When I stand before trees weeping with a summer’s fruit, I experience a primal shift in my guts. I am energized, electrified, entranced. Like, I’m 100% in. No waffling. Attentive and certain.
My feelings are because of three things.
1. It is nothing short of wholesome wizardry. A bare, dry branch shoves out a bud in the spring. And that bud turns into a bee-laden flower. Hundreds of them. Three months later every single flower has morphed into a fistful of fruit.
2. I love the thrill of plucking plums, cherries, apricots, apples, pears, peaches. Even more, I love climbing to the highest branches that carry the largest, most colorful fruit. My legs get all scraped up as I ascend nature’s scaffolding into a honeyed storm of leaves, twigs and this winter’s nourishment for my family. I shake the tree and it shakes me back. We dance together and I laugh every time.
3. I get to do this mostly because of the generosity of friends and neighbors. People who share their abundance with me which feels so so lucky.
My friend’s in laws have a beautiful spread down the Bitterroot Valley with several mature apple and pear trees that they offered up to us. Last Friday, we got our kids to school, loaded up the car with boxes, baskets and buckets and drove south through raining aspen leaves and low slung clouds.
This week I will be sharing a few posts on putting up pears.

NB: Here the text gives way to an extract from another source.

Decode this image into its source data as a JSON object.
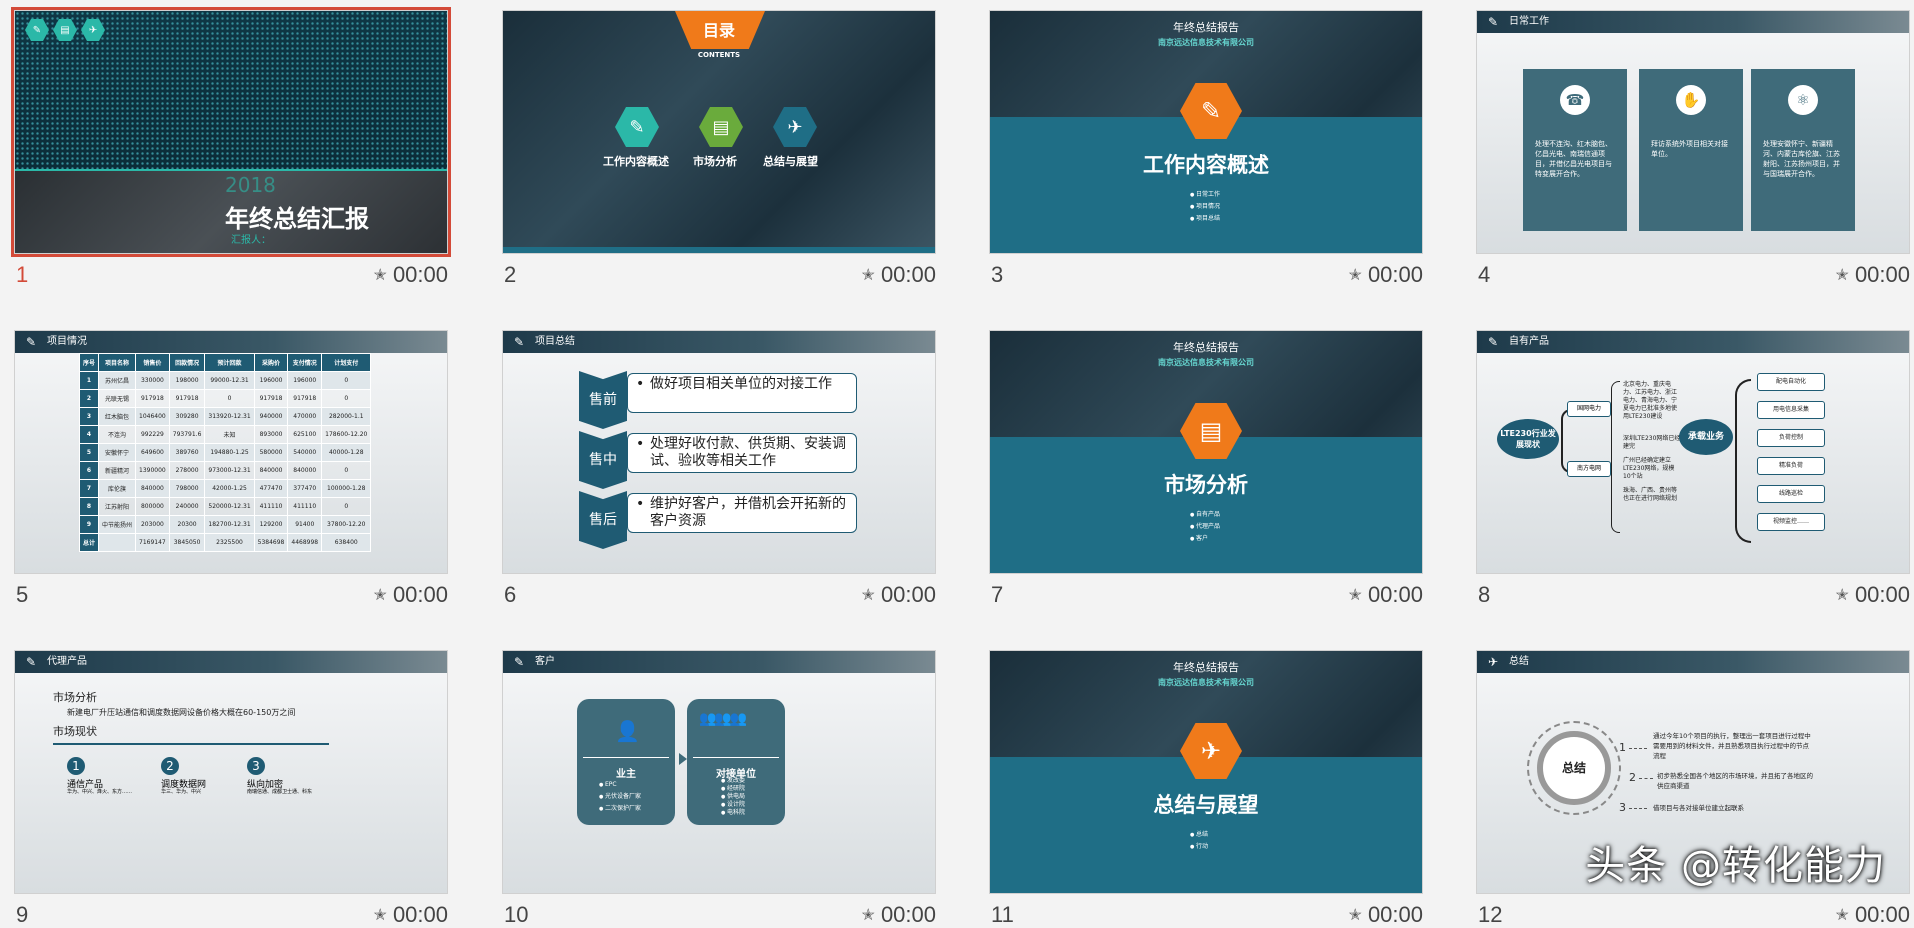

I had thought about writing about the election but my brain and heart need a break and here in my online plot, I will meditate on the beautiful, satisfying art of making food to nourish my family. And I’ll cast my vote for Hillary with the same conviction I carried while summiting this pear tree.
I made apple pear sauce instead of my regular ol’ apple sauce because all these pears! And, according to my little helpers it is “the best sauce ever of all time.” Especially delicious when served warm.
Straight up pear sauce can sometimes be a little gritty. The addition of tart apples creates a smooth texture and adds a punch to the pear’s sweetness. I don’t know the varieties of fruit we picked but the apple tastes a lot like a Mcintosh. This sauce is simple and pure, using only mother nature’s sweetness. And it’s all made easier by the food strainer I bought last year.
Apple Pear Sauce
makes 6 quarts or 12 pints
you may change quantities and fruit ratios in this recipe without issue
10 lbs apples
10 lbs pears
Quarter pears and apples and toss in a large stock pot. Remove and discard stems; leave seeds and skins. Add about 1-2 cups of water. Cook over medium high heat — stirring the fruit at the bottom to the top a few times — for 15-20 minutes or until fruit is soft but not mush.
Push fruit and run through food strainer in batches, watching all the seeds and skins separate from the glorious golden sauce, working around children who are eating the sauce as quickly as it is coming out. (Margot was fishing with her dad for the day and we were lucky enough to have a good pal stand in)
Alternately, without food strainer: For years I made peely sauce, meaning I didn’t remove the skins before cooking, pureeing and canning. The ultimate easiest sauce! It’s delicious. To do this: remove stems and seeds and proceed as above, cooking until fruit is soft enough to purée. Use immersion blender to purée, skins and all. And then process same way.
Ladle hot sauce into hot, clean jars and process in a boiling water bath for 20 minutes. Boom! (Click here for my canning tutorial)
Gobble it up and give it away. Giraffey optional.
You make this mama proud! I truly don’t think there is anything more rewarding, (other than children), then standing back and gazing at the shelves of fruits and vegetables in your larder. I find myself checking it out several times to make sure it’s real!
Great Job Burb!